That said, Washington should devise and coalesce around a new Afghan strategy that sets clear, realistic and achievable goals for success in Afghanistan. The new approach needs to be locally tailored, regional in scope and acknowledge the reality that Afghan stability is intrinsically linked to Pakistan’s sincere cooperation. Consequently, Washington should pursue a policy of realpolitik with Pakistan, by clarifying whether Pakistan is an imperfect friend or a clever adversary. Additionally, Washington should avoid the temptation to send more U.S. troops, as asked by Nicholson in his testimony, and instead heed additional deployment under a new Afghan strategy.

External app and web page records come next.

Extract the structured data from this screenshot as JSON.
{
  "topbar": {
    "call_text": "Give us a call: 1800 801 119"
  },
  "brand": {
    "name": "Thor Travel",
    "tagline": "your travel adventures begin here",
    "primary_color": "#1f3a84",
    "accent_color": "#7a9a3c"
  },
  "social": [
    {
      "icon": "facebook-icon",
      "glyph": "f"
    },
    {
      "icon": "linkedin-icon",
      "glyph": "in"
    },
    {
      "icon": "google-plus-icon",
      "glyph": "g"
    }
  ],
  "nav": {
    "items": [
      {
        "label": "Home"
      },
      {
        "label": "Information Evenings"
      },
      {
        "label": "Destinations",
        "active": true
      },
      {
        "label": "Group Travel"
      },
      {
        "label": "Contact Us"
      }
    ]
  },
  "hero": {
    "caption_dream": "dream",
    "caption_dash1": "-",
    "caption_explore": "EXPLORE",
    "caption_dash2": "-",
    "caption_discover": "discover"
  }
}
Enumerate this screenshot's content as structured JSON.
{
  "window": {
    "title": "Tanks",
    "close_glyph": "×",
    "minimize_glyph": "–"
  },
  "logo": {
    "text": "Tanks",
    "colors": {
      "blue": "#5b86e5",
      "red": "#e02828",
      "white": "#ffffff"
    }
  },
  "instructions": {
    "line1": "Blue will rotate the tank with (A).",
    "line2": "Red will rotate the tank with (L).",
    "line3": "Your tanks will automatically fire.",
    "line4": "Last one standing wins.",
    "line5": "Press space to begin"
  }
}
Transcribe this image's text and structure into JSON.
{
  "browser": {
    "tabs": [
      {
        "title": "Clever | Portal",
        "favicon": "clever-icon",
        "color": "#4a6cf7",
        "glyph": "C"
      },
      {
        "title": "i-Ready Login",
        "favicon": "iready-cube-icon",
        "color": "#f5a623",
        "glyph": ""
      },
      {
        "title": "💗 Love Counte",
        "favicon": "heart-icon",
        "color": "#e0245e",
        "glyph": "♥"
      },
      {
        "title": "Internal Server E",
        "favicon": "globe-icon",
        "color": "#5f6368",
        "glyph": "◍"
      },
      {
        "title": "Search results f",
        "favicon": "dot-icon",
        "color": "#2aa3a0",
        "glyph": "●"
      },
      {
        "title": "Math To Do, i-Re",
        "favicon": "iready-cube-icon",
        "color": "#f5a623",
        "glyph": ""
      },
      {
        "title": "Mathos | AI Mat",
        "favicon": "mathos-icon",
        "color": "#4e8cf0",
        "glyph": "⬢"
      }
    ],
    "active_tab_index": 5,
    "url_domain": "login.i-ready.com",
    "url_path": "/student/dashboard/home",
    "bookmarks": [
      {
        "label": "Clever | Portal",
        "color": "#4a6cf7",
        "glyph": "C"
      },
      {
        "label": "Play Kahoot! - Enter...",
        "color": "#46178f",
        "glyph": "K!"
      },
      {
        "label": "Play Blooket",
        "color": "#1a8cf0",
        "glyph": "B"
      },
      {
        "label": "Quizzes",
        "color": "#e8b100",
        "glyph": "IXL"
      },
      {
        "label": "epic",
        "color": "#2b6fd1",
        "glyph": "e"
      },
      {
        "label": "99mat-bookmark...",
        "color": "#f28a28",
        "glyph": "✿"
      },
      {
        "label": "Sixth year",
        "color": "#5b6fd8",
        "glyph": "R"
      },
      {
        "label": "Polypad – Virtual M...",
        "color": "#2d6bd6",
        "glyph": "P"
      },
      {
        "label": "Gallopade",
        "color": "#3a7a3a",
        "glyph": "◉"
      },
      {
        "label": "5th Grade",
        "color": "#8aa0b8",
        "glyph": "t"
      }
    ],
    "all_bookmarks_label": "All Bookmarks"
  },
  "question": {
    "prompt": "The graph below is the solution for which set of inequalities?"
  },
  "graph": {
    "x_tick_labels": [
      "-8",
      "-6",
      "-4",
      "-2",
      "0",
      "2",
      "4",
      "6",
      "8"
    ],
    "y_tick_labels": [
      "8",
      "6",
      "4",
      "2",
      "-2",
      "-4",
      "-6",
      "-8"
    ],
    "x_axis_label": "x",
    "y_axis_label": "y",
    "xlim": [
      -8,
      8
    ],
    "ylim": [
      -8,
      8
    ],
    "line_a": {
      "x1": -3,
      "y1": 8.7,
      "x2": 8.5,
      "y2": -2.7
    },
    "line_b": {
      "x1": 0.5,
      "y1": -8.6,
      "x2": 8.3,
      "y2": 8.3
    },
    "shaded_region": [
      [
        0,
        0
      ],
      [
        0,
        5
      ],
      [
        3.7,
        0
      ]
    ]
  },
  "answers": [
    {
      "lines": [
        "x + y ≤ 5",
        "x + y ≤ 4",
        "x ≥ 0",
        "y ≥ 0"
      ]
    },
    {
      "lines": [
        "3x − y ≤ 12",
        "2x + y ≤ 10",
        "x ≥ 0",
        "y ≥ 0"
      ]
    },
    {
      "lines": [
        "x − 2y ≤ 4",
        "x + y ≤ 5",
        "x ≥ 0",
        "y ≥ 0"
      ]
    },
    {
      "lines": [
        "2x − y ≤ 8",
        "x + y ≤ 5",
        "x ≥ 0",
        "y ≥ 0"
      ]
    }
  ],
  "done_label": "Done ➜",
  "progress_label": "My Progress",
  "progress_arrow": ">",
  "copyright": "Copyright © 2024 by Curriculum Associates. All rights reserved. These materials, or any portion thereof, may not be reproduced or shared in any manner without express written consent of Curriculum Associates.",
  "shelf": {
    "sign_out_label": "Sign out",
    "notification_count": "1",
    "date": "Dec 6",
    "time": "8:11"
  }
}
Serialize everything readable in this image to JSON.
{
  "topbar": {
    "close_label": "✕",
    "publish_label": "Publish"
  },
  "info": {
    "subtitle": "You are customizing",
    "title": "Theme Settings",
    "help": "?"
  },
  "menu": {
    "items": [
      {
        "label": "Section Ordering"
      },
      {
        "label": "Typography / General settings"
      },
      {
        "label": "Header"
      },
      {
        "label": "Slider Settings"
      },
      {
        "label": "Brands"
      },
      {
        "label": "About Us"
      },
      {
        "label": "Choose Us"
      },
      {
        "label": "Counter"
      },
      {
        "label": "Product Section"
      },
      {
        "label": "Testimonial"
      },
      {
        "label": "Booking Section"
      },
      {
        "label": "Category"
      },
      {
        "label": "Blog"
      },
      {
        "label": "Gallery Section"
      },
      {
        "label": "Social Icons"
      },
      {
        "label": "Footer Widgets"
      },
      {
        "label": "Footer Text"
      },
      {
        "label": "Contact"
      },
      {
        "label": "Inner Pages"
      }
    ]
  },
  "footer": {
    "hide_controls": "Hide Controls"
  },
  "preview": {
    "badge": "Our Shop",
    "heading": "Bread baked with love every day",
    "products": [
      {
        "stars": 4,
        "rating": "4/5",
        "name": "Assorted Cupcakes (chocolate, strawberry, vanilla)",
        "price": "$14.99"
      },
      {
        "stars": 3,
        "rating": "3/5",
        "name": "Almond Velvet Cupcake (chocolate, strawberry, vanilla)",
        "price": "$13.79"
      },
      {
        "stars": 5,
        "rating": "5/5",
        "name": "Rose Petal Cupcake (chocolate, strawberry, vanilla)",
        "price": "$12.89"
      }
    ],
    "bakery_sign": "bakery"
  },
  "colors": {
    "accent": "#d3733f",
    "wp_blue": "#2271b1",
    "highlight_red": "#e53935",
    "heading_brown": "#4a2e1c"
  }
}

Furthermore, the Trump administration should take two additional actions to support its new Afghan strategy. First, speedily appoint and actively support a serious U.S. ambassador and a special presidential envoy. The two envoys should be tasked to make deals, reach political compromises, and relay tough messages to regional players. Second, address the dangerous weakness in the offensive capabilities of the Afghan security forces. The United States should specifically focus on expanding the special forces contingent, building the air force and buttressing the Afghan intelligence units—a cost-effective bargain compared to sending more U.S. troops. Doing so would serve as a force multiplier and would help to reduce the reliance of Afghan National Defense and Security Forces on American and coalition air power.
In the meantime, Washington should not expect the Taliban—or Pakistan—to sue for peace. Despite infighting in the insurgency, Taliban commanders and shadow governors are actively expanding their turf. The optics of finding an intermediary who can speak with authority for the Taliban and broker peace are moot. Similarly, without a sustained effort to pressure Pakistan to deny Taliban sanctuaries, no additional troops or funds will achieve victory in Afghanistan. By any measure, Pakistan’s subversive power play in Afghanistan has been unsuccessful, without improving its strategic position. Instead, it has alienated Pakistan from potential friends in Kabul and Washington.
Nonetheless, success is achievable in Afghanistan, but there will be no quick and total victory. A change in U.S. strategy is overdue, and how Trump decides to proceed in Afghanistan will be among his most difficult tests. The Afghan war transcends beyond its border and cannot be resolved in a single country context. Washington should review the broader scope of its tumultuous relationship with Pakistan and make clear at what point does Pakistan overreach. However, continued silence in Washington will not make the Afghan war go away.
Javid Ahmad, a non-resident fellow at the Atlantic Council and at West Point’s Modern War Institute, is a senior intelligence manager at iJET International. The views expressed here are his own. On Twitter: @ahmadjavid.